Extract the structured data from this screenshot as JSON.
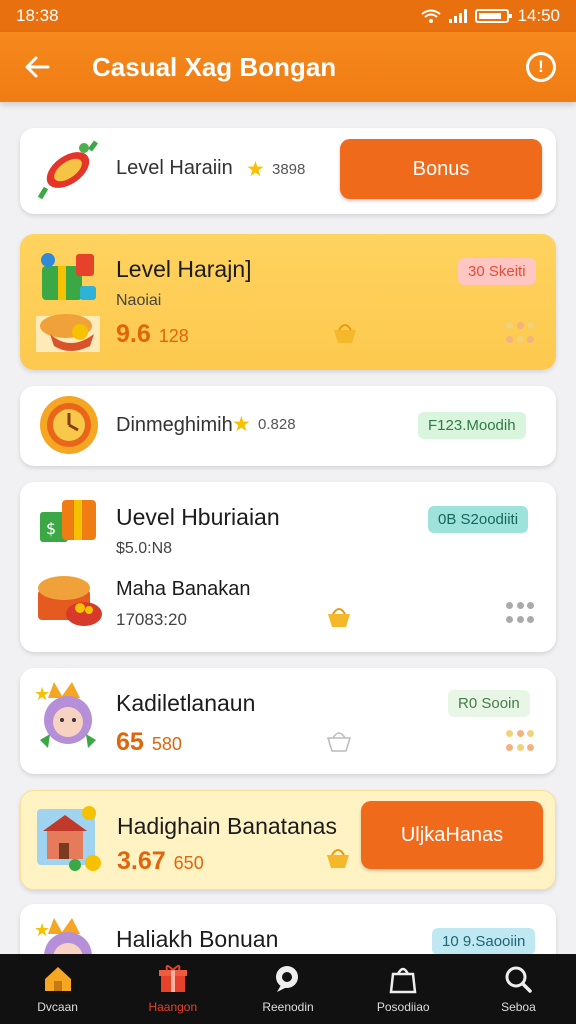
{
  "status_bar": {
    "time": "18:38",
    "battery_time": "14:50"
  },
  "header": {
    "title": "Casual Xag Bongan",
    "back_icon": "arrow-left-icon",
    "info_icon": "exclamation-circle-icon"
  },
  "cards": [
    {
      "title": "Level Haraiin",
      "star_value": "3898",
      "button": "Bonus"
    },
    {
      "title": "Level Harajn]",
      "subtitle": "Naoiai",
      "score_big": "9.6",
      "score_small": "128",
      "badge": "30 Skeiti"
    },
    {
      "title": "Dinmeghimih",
      "star_value": "0.828",
      "badge": "F123.Moodih"
    },
    {
      "title": "Uevel Hburiaian",
      "subtitle": "$5.0:N8",
      "badge": "0B S2oodiiti",
      "title2": "Maha Banakan",
      "subtitle2": "17083:20"
    },
    {
      "title": "Kadiletlanaun",
      "score_big": "65",
      "score_small": "580",
      "badge": "R0 Sooin"
    },
    {
      "title": "Hadighain Banatanas",
      "score_big": "3.67",
      "score_small": "650",
      "button": "UljkaHanas"
    },
    {
      "title": "Haliakh Bonuan",
      "badge": "10 9.Saooiin"
    }
  ],
  "nav": [
    {
      "label": "Dvcaan",
      "icon": "home-icon",
      "color": "#f5a623"
    },
    {
      "label": "Haangon",
      "icon": "gift-icon",
      "color": "#e5412b"
    },
    {
      "label": "Reenodin",
      "icon": "chat-icon",
      "color": "#eeeeee"
    },
    {
      "label": "Posodiiao",
      "icon": "bag-icon",
      "color": "#eeeeee"
    },
    {
      "label": "Seboa",
      "icon": "search-icon",
      "color": "#eeeeee"
    }
  ],
  "colors": {
    "primary": "#f07c14",
    "accent_button": "#f06a1c",
    "highlight_card": "#fdc94e"
  }
}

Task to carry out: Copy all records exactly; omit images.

Response box:
Extract the structured data from this screenshot as JSON.
{
  "status_bar": {
    "time": "18:38",
    "battery_time": "14:50"
  },
  "header": {
    "title": "Casual Xag Bongan",
    "back_icon": "arrow-left-icon",
    "info_icon": "exclamation-circle-icon"
  },
  "cards": [
    {
      "title": "Level Haraiin",
      "star_value": "3898",
      "button": "Bonus"
    },
    {
      "title": "Level Harajn]",
      "subtitle": "Naoiai",
      "score_big": "9.6",
      "score_small": "128",
      "badge": "30 Skeiti"
    },
    {
      "title": "Dinmeghimih",
      "star_value": "0.828",
      "badge": "F123.Moodih"
    },
    {
      "title": "Uevel Hburiaian",
      "subtitle": "$5.0:N8",
      "badge": "0B S2oodiiti",
      "title2": "Maha Banakan",
      "subtitle2": "17083:20"
    },
    {
      "title": "Kadiletlanaun",
      "score_big": "65",
      "score_small": "580",
      "badge": "R0 Sooin"
    },
    {
      "title": "Hadighain Banatanas",
      "score_big": "3.67",
      "score_small": "650",
      "button": "UljkaHanas"
    },
    {
      "title": "Haliakh Bonuan",
      "badge": "10 9.Saooiin"
    }
  ],
  "nav": [
    {
      "label": "Dvcaan",
      "icon": "home-icon",
      "color": "#f5a623"
    },
    {
      "label": "Haangon",
      "icon": "gift-icon",
      "color": "#e5412b"
    },
    {
      "label": "Reenodin",
      "icon": "chat-icon",
      "color": "#eeeeee"
    },
    {
      "label": "Posodiiao",
      "icon": "bag-icon",
      "color": "#eeeeee"
    },
    {
      "label": "Seboa",
      "icon": "search-icon",
      "color": "#eeeeee"
    }
  ],
  "colors": {
    "primary": "#f07c14",
    "accent_button": "#f06a1c",
    "highlight_card": "#fdc94e"
  }
}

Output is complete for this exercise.